Albert Einstein supposedly once said that the most powerful force in the universe is compound interest. Naturally, investors seek compound growth, but they often fail to capture its full benefit.
The principle of compound growth can be defined as the power of exponential growth, that is, growth on growth. It’s like a snowball effect whereby you receive growth, not only on your original investments, but also on any interest, dividends, and capital gains that have accumulated — thus, your money can grow faster and faster as time goes on.
Recently we released a white paper called “Math Matters: Rethinking Investment Returns & How Math Impacts Results.” The choice of a title was deliberate: math really does matter to the ultimate success or failure of an investment plan.
However, the irrefutable truths of these mathematical principles sometimes get lost when fear and greed take over the investor’s mind. The white paper seeks to fortify rational investors by proving the importance of four mathematical concepts, namely:
The importance and power of compound growth
The importance of avoiding large losses to returns
The importance of variance drain/volatility drag
The value of a non-normal distribution of returns
In future blog posts, we will discuss the latter three points, but this post is focused on the power of compounding returns.
While it sounds simple, the concept of compound growth and its impact can be a difficult one to grasp.
Why is compound growth so important and how does it impact the returns one might achieve with an investment?
One of the best ways to illustrate the power of compound growth is through a simple hypothetical illustration.
There are two major takeaways from this illustration. The first being:
- It takes a while for the power of compounding to really take effect.
After 20 years, an initial investment of $100,000 that grows at a 12% annual rate is worth $964,629; a gain of $864,629. Not bad at all. However, over the following 20 years that $964,629 grows to $9,305,097, an increase of $8,340,468 (highlighted in the table below). That is the power of compounding returns.
The separation in the lines of the chart above, and the difference between the numbers in the table below, is not significant until years into the investment timeline. That means investors need to remain invested to allow for the time that compound growth needs to work its magic.
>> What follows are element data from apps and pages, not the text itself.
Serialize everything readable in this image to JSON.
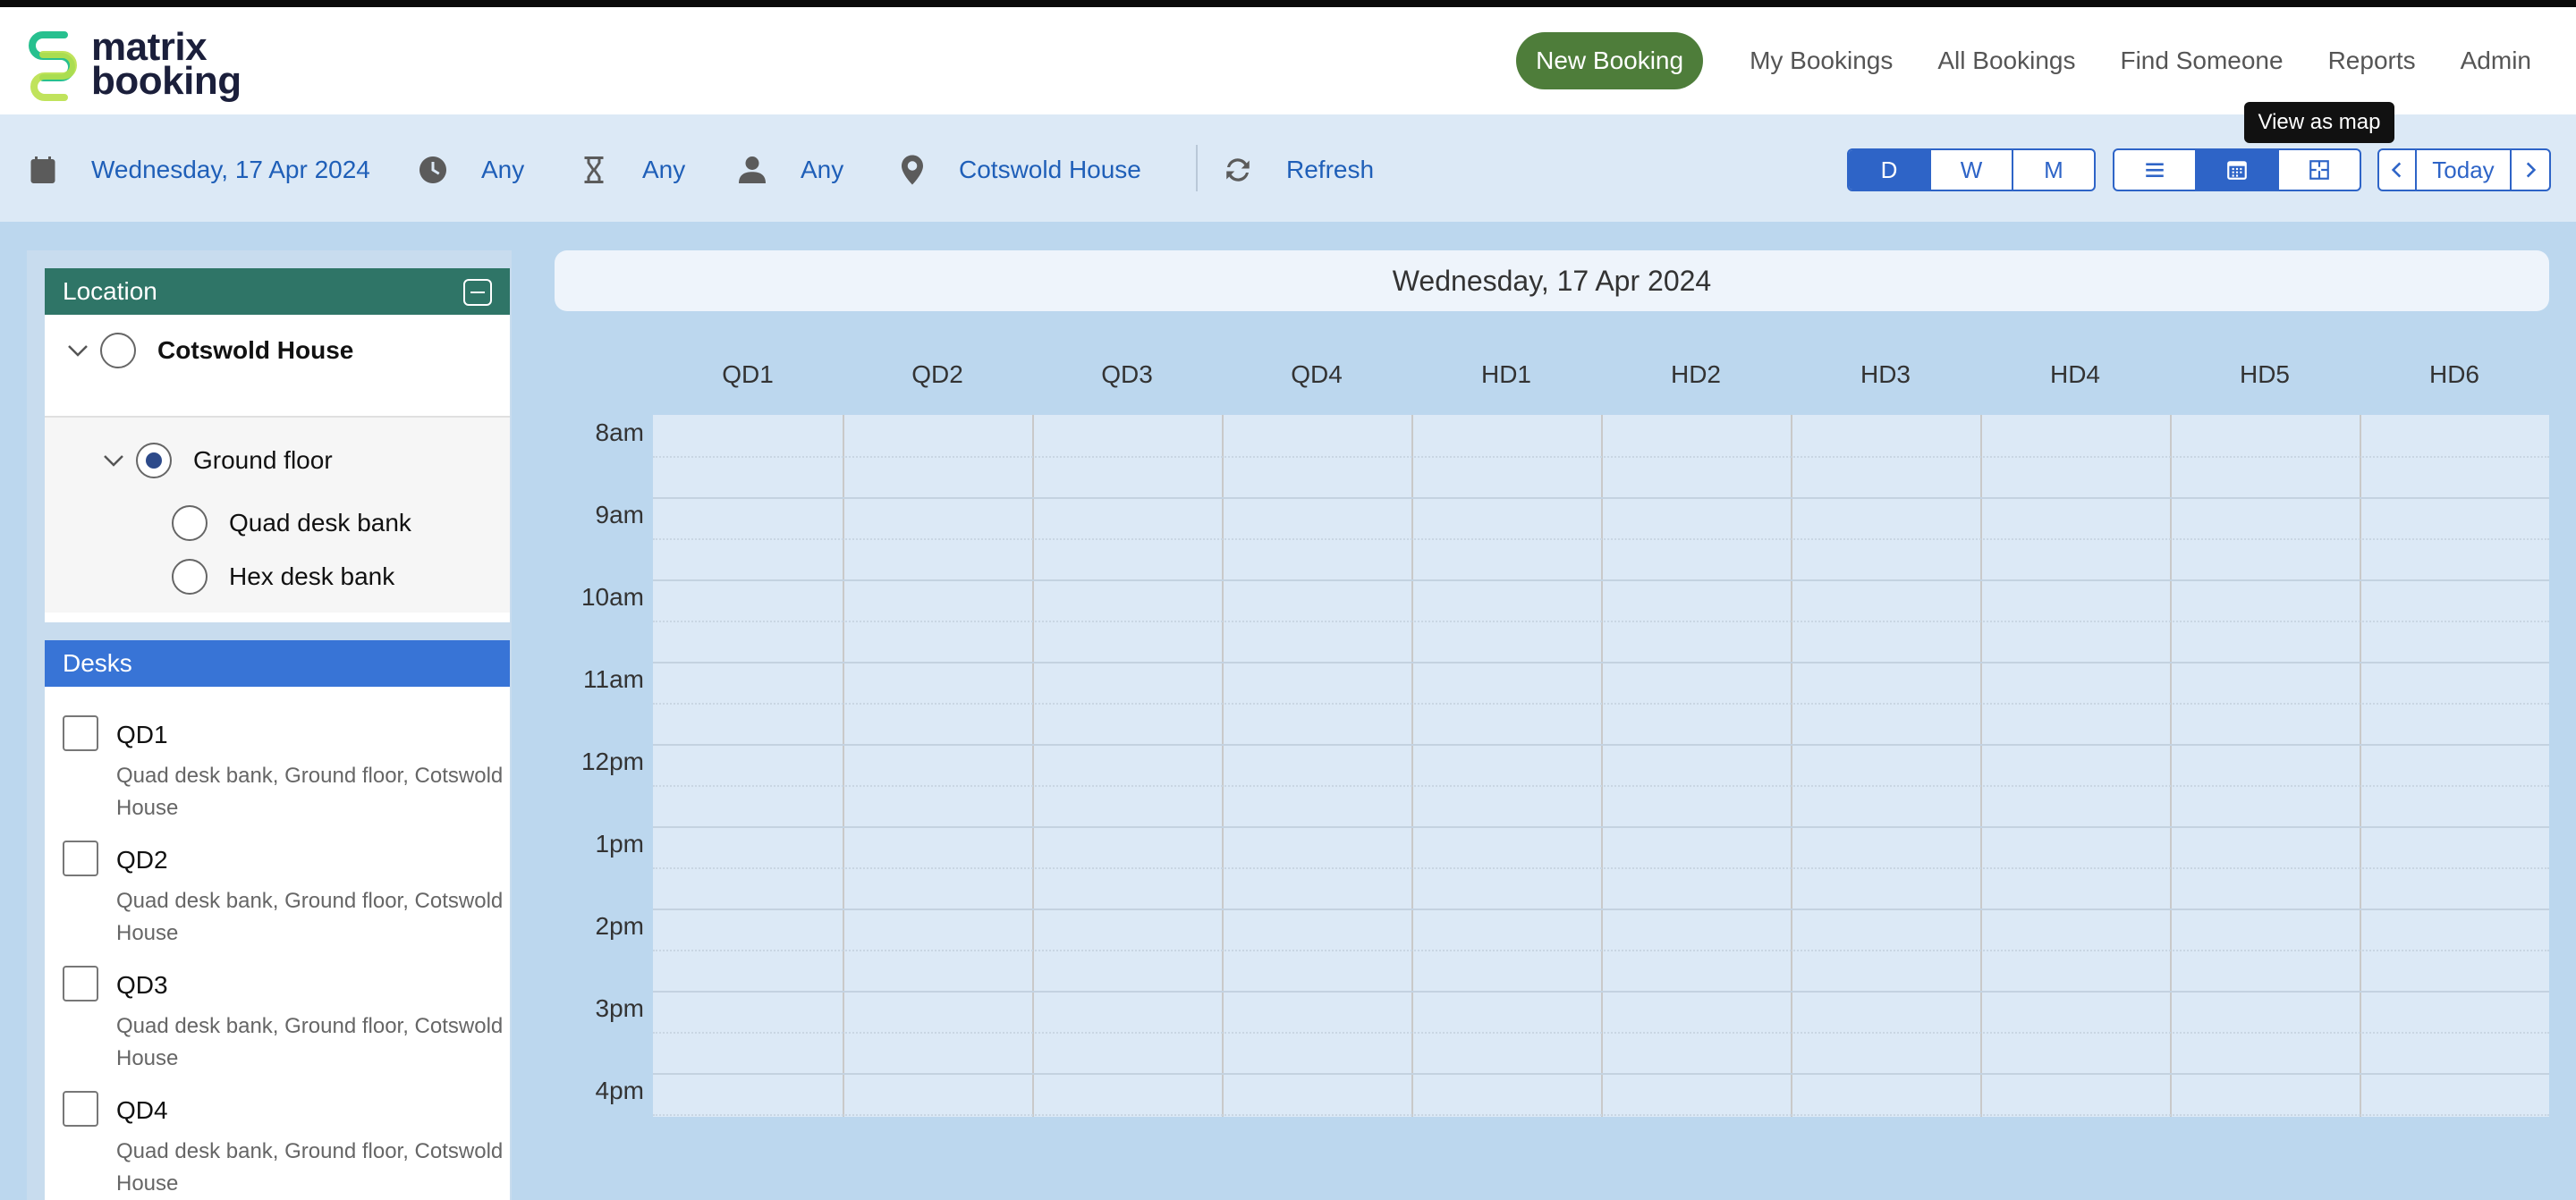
{
  "brand": {
    "line1": "matrix",
    "line2": "booking"
  },
  "nav": {
    "new_booking": "New Booking",
    "my_bookings": "My Bookings",
    "all_bookings": "All Bookings",
    "find_someone": "Find Someone",
    "reports": "Reports",
    "admin": "Admin"
  },
  "toolbar": {
    "date": "Wednesday, 17 Apr 2024",
    "time": "Any",
    "duration": "Any",
    "person": "Any",
    "location": "Cotswold House",
    "refresh": "Refresh",
    "range": {
      "day": "D",
      "week": "W",
      "month": "M"
    },
    "today": "Today",
    "tooltip": "View as map"
  },
  "sidebar": {
    "location": {
      "title": "Location",
      "root": "Cotswold House",
      "floor": "Ground floor",
      "areas": [
        "Quad desk bank",
        "Hex desk bank"
      ]
    },
    "desks": {
      "title": "Desks",
      "items": [
        {
          "name": "QD1",
          "desc": "Quad desk bank, Ground floor, Cotswold House"
        },
        {
          "name": "QD2",
          "desc": "Quad desk bank, Ground floor, Cotswold House"
        },
        {
          "name": "QD3",
          "desc": "Quad desk bank, Ground floor, Cotswold House"
        },
        {
          "name": "QD4",
          "desc": "Quad desk bank, Ground floor, Cotswold House"
        }
      ]
    }
  },
  "schedule": {
    "date_title": "Wednesday, 17 Apr 2024",
    "columns": [
      "QD1",
      "QD2",
      "QD3",
      "QD4",
      "HD1",
      "HD2",
      "HD3",
      "HD4",
      "HD5",
      "HD6"
    ],
    "times": [
      "8am",
      "9am",
      "10am",
      "11am",
      "12pm",
      "1pm",
      "2pm",
      "3pm",
      "4pm"
    ]
  },
  "colors": {
    "brand_green": "#4e7d3a",
    "accent_blue": "#2e64c7",
    "location_header": "#2f7567",
    "desks_header": "#3874d6"
  }
}
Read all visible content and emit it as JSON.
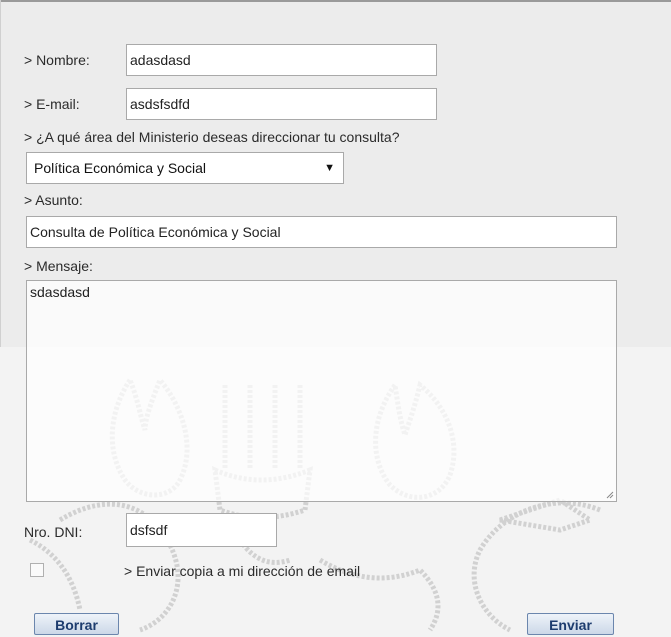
{
  "form": {
    "nombre": {
      "label": "> Nombre:",
      "value": "adasdasd"
    },
    "email": {
      "label": "> E-mail:",
      "value": "asdsfsdfd"
    },
    "area": {
      "label": "> ¿A qué área del Ministerio deseas direccionar tu consulta?",
      "selected": "Política Económica y Social"
    },
    "asunto": {
      "label": "> Asunto:",
      "value": "Consulta de Política Económica y Social"
    },
    "mensaje": {
      "label": "> Mensaje:",
      "value": "sdasdasd"
    },
    "dni": {
      "label": "Nro. DNI:",
      "value": "dsfsdf"
    },
    "copy": {
      "label": "> Enviar copia a mi dirección de email",
      "checked": false
    },
    "buttons": {
      "reset": "Borrar",
      "submit": "Enviar"
    }
  },
  "icons": {
    "select_arrow": "▼",
    "resize_grip": "resize-grip-icon"
  }
}
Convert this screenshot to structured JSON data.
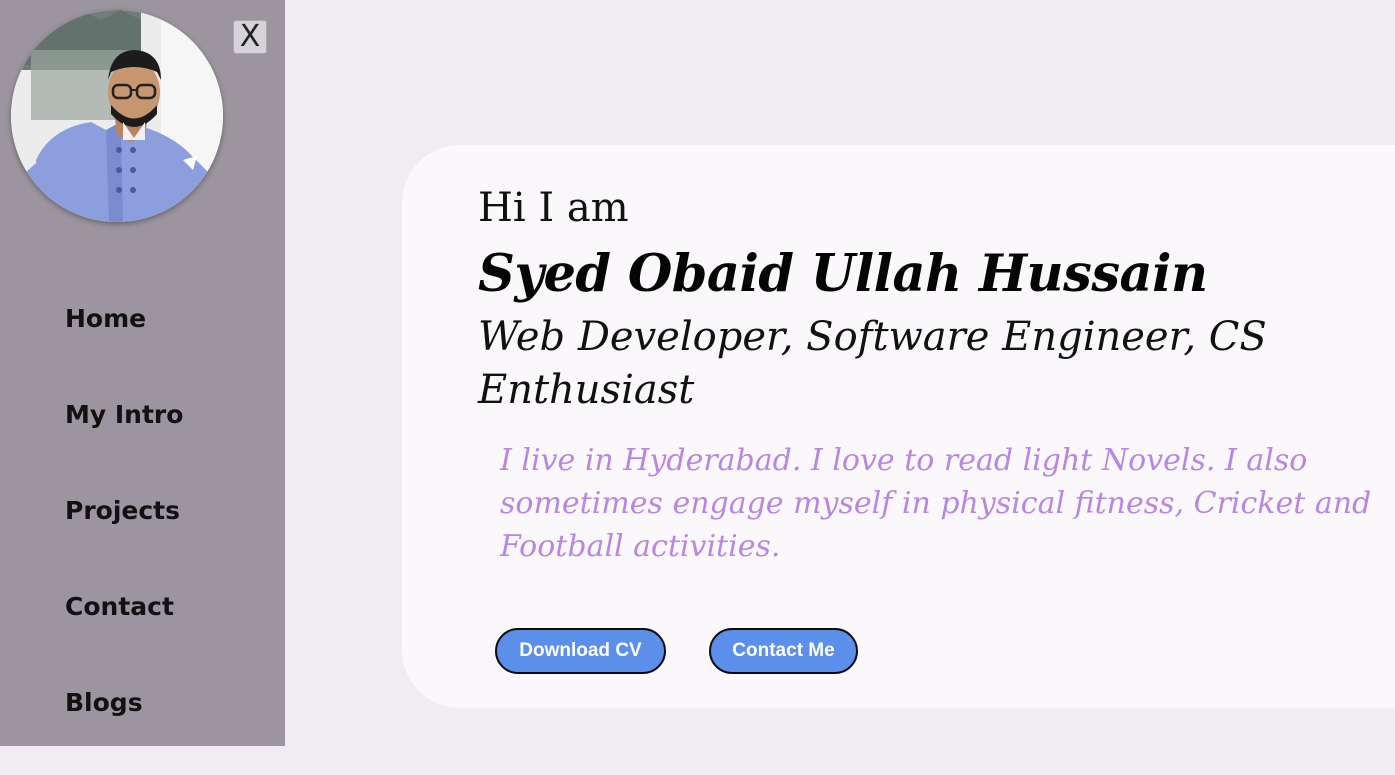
{
  "sidebar": {
    "close_label": "X",
    "nav_items": [
      {
        "label": "Home"
      },
      {
        "label": "My Intro"
      },
      {
        "label": "Projects"
      },
      {
        "label": "Contact"
      },
      {
        "label": "Blogs"
      }
    ]
  },
  "hero": {
    "greeting": "Hi I am",
    "name": "Syed Obaid Ullah Hussain",
    "role": "Web Developer, Software Engineer, CS Enthusiast",
    "bio": "I live in Hyderabad. I love to read light Novels. I also sometimes engage myself in physical fitness, Cricket and Football activities.",
    "buttons": {
      "download_cv": "Download CV",
      "contact_me": "Contact Me"
    }
  },
  "colors": {
    "sidebar_bg": "#9c949f",
    "page_bg": "#f0ecf1",
    "card_bg": "#faf8fb",
    "bio_text": "#b986e2",
    "button_bg": "#5b8fea"
  }
}
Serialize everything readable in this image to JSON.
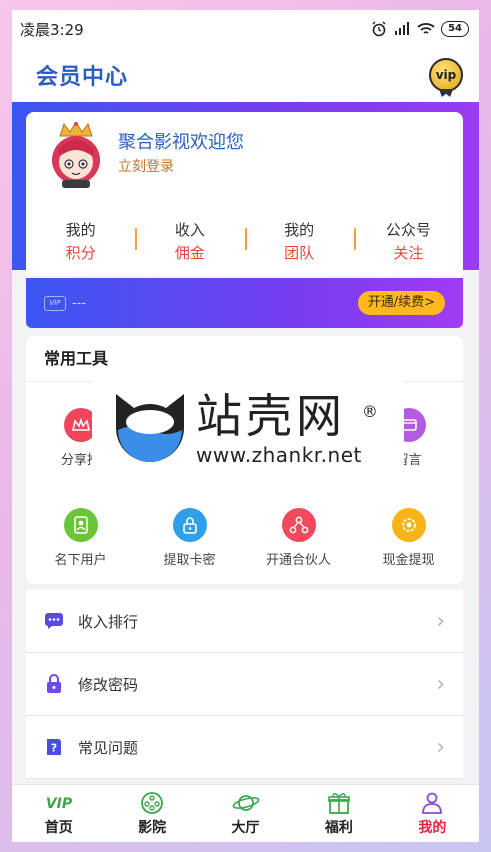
{
  "status_bar": {
    "time": "凌晨3:29",
    "battery": "54"
  },
  "header": {
    "title": "会员中心",
    "vip_badge": "vip"
  },
  "profile": {
    "username": "聚合影视欢迎您",
    "login_label": "立刻登录",
    "stats": [
      {
        "top": "我的",
        "bottom": "积分"
      },
      {
        "top": "收入",
        "bottom": "佣金"
      },
      {
        "top": "我的",
        "bottom": "团队"
      },
      {
        "top": "公众号",
        "bottom": "关注"
      }
    ]
  },
  "vip_bar": {
    "chip": "VIP",
    "card_text": "---",
    "renew_label": "开通/续费>"
  },
  "tools": {
    "title": "常用工具",
    "items": [
      {
        "label": "分享推",
        "color": "#f0455a",
        "icon": "crown-icon"
      },
      {
        "label": "",
        "color": "#ffffff",
        "icon": "hidden"
      },
      {
        "label": "",
        "color": "#ffffff",
        "icon": "hidden"
      },
      {
        "label": "留言",
        "color": "#b35ce0",
        "icon": "message-icon"
      },
      {
        "label": "名下用户",
        "color": "#6cc43a",
        "icon": "user-card-icon"
      },
      {
        "label": "提取卡密",
        "color": "#2f9fe8",
        "icon": "lock-icon"
      },
      {
        "label": "开通合伙人",
        "color": "#f04a5c",
        "icon": "network-icon"
      },
      {
        "label": "现金提现",
        "color": "#f7b416",
        "icon": "gear-coin-icon"
      }
    ]
  },
  "watermark": {
    "name": "站壳网",
    "reg": "®",
    "url": "www.zhankr.net"
  },
  "menu": [
    {
      "label": "收入排行",
      "color": "#5a4be0",
      "icon": "chat-icon"
    },
    {
      "label": "修改密码",
      "color": "#6a4be8",
      "icon": "padlock-icon"
    },
    {
      "label": "常见问题",
      "color": "#4a4ee0",
      "icon": "question-icon"
    }
  ],
  "tabbar": [
    {
      "label": "首页",
      "icon": "vip-icon"
    },
    {
      "label": "影院",
      "icon": "film-reel-icon"
    },
    {
      "label": "大厅",
      "icon": "planet-icon"
    },
    {
      "label": "福利",
      "icon": "gift-icon"
    },
    {
      "label": "我的",
      "icon": "person-icon",
      "active": true
    }
  ]
}
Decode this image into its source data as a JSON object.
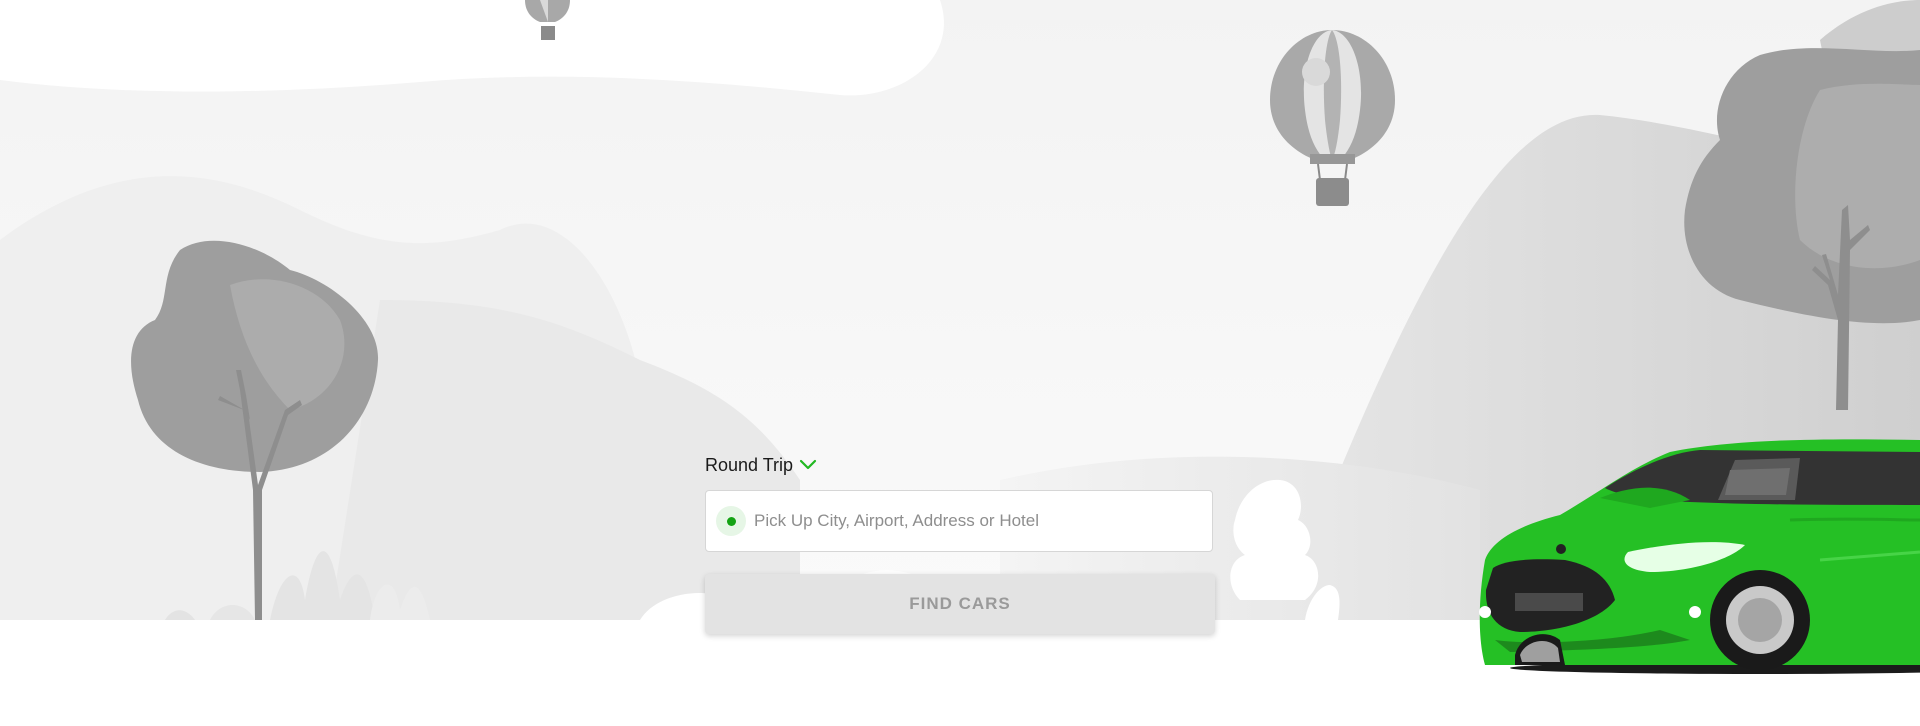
{
  "search": {
    "trip_type": "Round Trip",
    "pickup_placeholder": "Pick Up City, Airport, Address or Hotel",
    "pickup_value": "",
    "find_button_label": "FIND CARS"
  },
  "icons": {
    "trip_dropdown": "chevron-down-icon",
    "pickup_marker": "location-dot-icon"
  },
  "colors": {
    "accent": "#22b822",
    "button_bg": "#e3e3e3",
    "button_text": "#9a9a9a",
    "scene_gray": "#9b9b9b"
  }
}
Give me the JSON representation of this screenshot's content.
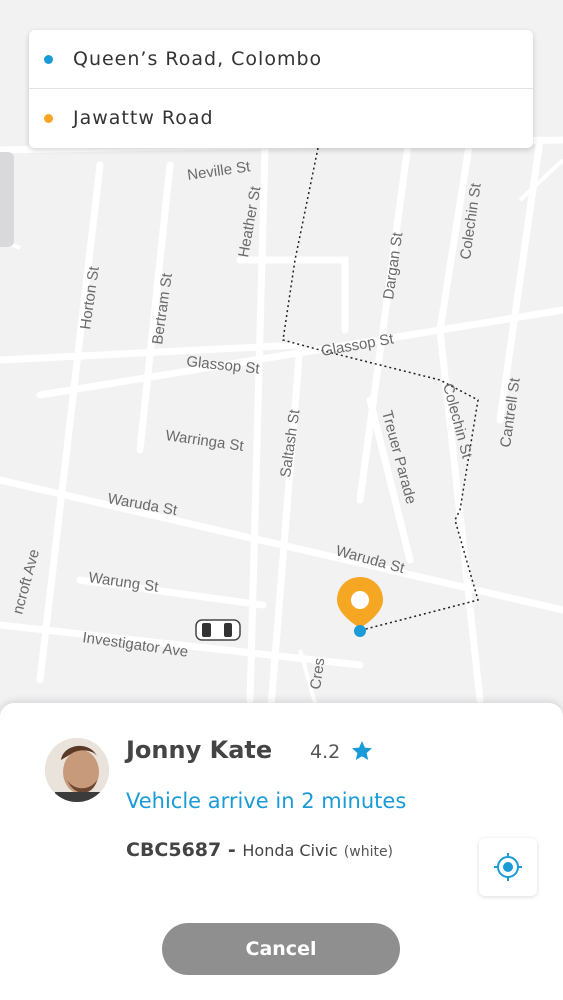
{
  "route": {
    "pickup": "Queen’s Road, Colombo",
    "dropoff": "Jawattw Road",
    "pickup_color": "#1a9bd7",
    "dropoff_color": "#f5a623"
  },
  "map": {
    "streets": [
      "Neville St",
      "Heather St",
      "Horton St",
      "Bertram St",
      "Dargan St",
      "Colechin St",
      "Glassop St",
      "Glassop St",
      "Cantrell St",
      "Colechin St",
      "Treuer Parade",
      "Warringa St",
      "Saltash St",
      "Waruda St",
      "Waruda St",
      "Warung St",
      "Investigator Ave",
      "ncroft Ave",
      "Cres"
    ],
    "pin_color": "#f5a623",
    "route_dot_color": "#1a9bd7"
  },
  "driver": {
    "name": "Jonny Kate",
    "rating": "4.2",
    "arrival": "Vehicle arrive in 2 minutes",
    "plate": "CBC5687",
    "separator": " - ",
    "model": "Honda Civic",
    "color": "(white)",
    "accent": "#1a9bd7"
  },
  "actions": {
    "cancel_label": "Cancel",
    "locate_icon": "crosshair-icon"
  }
}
Viewed another way, the difference between a 10% annual rate of return and a 12% annual rate of return on an initial investment of $100,000 is only $291,879 after 20 years: $672,750 vs $964,629, respectively.
However, after 40 years the difference is immense. Those extra 200 basis points will more than double the value of an investment: $4,525,926 at 10%, $9,305,097 at 12%.
Of course, this is a theoretical example meant to illustrate a mathematical point. In the real world, it’s safe to say no one has ever seen an investment that has provided a constant 10%, 12%, or 15% annual return over 40 years with zero volatility, or fluctuation, in value over a given period.
This highlights the second major take-away from this illustration:
- Volatility or losses will have a big impact on the ending wealth of any scenario.
The hypothetical case above represents an ideal scenario: positive returns with no risk, no volatility, and no losses. In the real world, anything that causes a “reset” to the value of an investment will be detrimental.
In conclusion, yes, compound returns are a wonderful thing. However, the compounding power will be severely undermined by large losses and volatility. The extent to which large losses and volatility can limit or even overwhelm the power of compounding returns will be explored in future blog posts in this series.
Learn more about Swan’s DRS investment approach is designed to help investors remain invested and reduce volatility.